Tuesday Morning: Flip Off
Flip off a few caps; Death came for a few more well-loved artists. Rest well, Glenn Frey, Dale Griffin, Dallas Taylor. Gonna’ be one heck of a band on the other side. [Edit: Mic Gillette, too? Stop already, Grim Reaper, check your targeting.]
Hope the cull is done because obituaries are not my thing. Hard to type and sniffle copiously at the same time.
GM Opel dealers may be altering emissions control software on Zafira diesel cars

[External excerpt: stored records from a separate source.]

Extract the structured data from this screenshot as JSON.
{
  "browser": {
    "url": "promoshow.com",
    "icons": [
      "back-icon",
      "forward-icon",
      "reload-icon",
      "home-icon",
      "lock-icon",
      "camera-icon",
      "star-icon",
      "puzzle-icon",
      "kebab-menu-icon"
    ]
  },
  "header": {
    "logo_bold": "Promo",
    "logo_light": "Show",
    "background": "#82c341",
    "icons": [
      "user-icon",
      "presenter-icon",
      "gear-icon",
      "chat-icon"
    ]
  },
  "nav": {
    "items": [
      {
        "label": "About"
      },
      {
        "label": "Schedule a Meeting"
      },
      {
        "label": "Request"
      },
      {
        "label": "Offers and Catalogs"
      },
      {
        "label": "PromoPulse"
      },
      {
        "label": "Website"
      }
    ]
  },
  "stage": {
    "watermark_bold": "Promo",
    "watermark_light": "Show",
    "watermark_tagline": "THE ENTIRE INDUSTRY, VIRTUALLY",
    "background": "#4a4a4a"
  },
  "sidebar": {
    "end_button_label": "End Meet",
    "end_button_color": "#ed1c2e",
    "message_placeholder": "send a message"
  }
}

Great, just great. Like GM didn’t have enough on its plate with the ignition switch debacle. A Belgian news outlet reports GM Opel dealers have been changing the software on the 2014 Zafira 1.6l diesel engine passenger vehicles in what looks like a soft recall. This comes on the heels of an EU-mandated recall of Zafira B models due to fires caused by bad electronics repairs. Sorry, I don’t speak Dutch, can’t make out everything in this video report. What little I can see and read doesn’t look good. Wouldn’t be surprised if the EU puts the hurt on GM Opel diesel sales until all are fixed to meet EU emissions regulations. Should also note that a different electronics manufacturer may be involved; images online of ECUs for late model Zafiras appear to be made by Siemens — unlike Volkswagen’s passenger diesel ECUs, which are made by Bosch.

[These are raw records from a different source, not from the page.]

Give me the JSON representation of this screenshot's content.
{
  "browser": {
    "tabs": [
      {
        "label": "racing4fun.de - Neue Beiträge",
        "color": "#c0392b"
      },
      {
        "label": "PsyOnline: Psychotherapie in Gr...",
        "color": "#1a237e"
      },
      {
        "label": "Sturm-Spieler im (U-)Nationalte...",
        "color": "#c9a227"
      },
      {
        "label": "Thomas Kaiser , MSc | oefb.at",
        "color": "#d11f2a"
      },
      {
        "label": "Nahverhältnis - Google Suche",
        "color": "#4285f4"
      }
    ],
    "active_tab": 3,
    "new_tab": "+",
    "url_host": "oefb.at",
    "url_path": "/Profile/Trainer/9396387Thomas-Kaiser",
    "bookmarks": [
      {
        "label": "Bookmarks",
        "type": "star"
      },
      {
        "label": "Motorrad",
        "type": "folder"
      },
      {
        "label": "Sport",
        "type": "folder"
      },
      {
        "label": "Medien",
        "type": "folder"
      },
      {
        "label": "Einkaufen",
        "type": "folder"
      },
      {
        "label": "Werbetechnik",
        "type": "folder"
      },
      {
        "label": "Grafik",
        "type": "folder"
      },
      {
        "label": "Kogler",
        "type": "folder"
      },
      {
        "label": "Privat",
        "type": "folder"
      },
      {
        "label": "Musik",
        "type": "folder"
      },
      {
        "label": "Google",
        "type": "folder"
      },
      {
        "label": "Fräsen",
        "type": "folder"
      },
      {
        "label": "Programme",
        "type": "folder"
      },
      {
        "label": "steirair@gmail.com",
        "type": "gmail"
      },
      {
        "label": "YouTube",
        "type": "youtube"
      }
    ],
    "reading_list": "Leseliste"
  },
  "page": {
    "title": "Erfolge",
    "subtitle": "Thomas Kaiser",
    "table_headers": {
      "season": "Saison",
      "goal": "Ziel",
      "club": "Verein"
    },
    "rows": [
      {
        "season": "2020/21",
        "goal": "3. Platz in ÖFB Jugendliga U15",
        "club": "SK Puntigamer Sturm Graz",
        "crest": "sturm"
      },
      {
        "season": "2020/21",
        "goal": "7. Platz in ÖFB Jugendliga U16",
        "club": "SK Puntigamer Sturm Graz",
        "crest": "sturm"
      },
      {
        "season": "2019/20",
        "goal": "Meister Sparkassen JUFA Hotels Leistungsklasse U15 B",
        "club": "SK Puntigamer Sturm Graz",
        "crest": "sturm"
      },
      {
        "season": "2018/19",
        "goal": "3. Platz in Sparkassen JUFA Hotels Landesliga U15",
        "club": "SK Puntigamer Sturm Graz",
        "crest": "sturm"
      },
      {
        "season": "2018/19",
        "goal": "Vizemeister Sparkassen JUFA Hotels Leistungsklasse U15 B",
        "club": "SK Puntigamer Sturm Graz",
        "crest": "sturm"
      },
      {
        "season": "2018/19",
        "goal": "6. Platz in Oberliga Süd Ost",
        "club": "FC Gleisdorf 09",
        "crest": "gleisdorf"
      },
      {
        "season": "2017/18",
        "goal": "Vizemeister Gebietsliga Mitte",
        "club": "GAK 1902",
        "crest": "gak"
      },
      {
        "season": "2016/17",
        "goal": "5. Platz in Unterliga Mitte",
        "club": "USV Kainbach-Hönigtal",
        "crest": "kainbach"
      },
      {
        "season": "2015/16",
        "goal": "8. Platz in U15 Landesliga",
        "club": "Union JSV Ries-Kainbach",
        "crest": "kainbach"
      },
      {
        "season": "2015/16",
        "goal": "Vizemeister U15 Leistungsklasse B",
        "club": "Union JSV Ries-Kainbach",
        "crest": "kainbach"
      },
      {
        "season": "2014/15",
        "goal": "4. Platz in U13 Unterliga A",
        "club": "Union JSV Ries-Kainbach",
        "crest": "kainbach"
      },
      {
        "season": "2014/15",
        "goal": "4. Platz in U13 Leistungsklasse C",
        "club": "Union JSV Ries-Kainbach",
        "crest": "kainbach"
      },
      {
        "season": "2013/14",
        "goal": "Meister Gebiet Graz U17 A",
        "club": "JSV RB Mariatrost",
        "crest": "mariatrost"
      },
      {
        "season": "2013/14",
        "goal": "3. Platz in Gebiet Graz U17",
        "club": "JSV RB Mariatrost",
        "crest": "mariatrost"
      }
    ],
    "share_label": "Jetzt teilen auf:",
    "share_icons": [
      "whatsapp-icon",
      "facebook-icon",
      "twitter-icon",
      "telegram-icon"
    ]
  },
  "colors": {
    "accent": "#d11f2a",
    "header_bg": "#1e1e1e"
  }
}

Texas manufacturer swindled out of cash by fraudulent email request, sues cyber insurer
AFGlobal, based in Houston, lost $480,000 in May 2014 after staff wired funds based on orders in emails faked by crooks overseas. The manufacturing company had a cyber insurance policy with a subsidiary of the Chubb Group, and filed a claim against it. The claim was denied and AFGlobal filed suit. This isn’t the first such loss nor the first such lawsuit. Companies need to create and publish policies documenting procedures for authorizing any online payments, including two-step authentication of identities, and review overall spending authorization processes with an eye on audit trails.
Ukrainian officials say Kiev’s main airport hacked
Hackers who attacked Ukrainian power companies in late December are believed to be responsible for the malware launched on Kiev’s airport servers. There are very few details — okay, none, zero details — about the attack and its affect on airport operations. A military spokesman only said “the malware had been detected early in the airport’s system and no damage had been done,” and that the malware’s point of origin was in Russia. Among the details missing are the date the attack was discovered and how it was detected as well as the means of removal.
Hold this thought: FBI still looking for info on cable cuts, with eye to Super Bowl link
Remember the post last summer about the 11 communications cable cuts in the greater San Francisco Bay Area near Silicon Valley? This is a hot issue again, given the impending Super Bowl 50 to be held at Levi’s Stadium in Santa Clara. But reports now mention 15 or 16 cuts, not 11 — have there been more since last summer, or were there more not included in the FBI’s request for information? I’ll do some digging and post about this in the near term.
All right, carry on, and don’t drink all the añejo at once.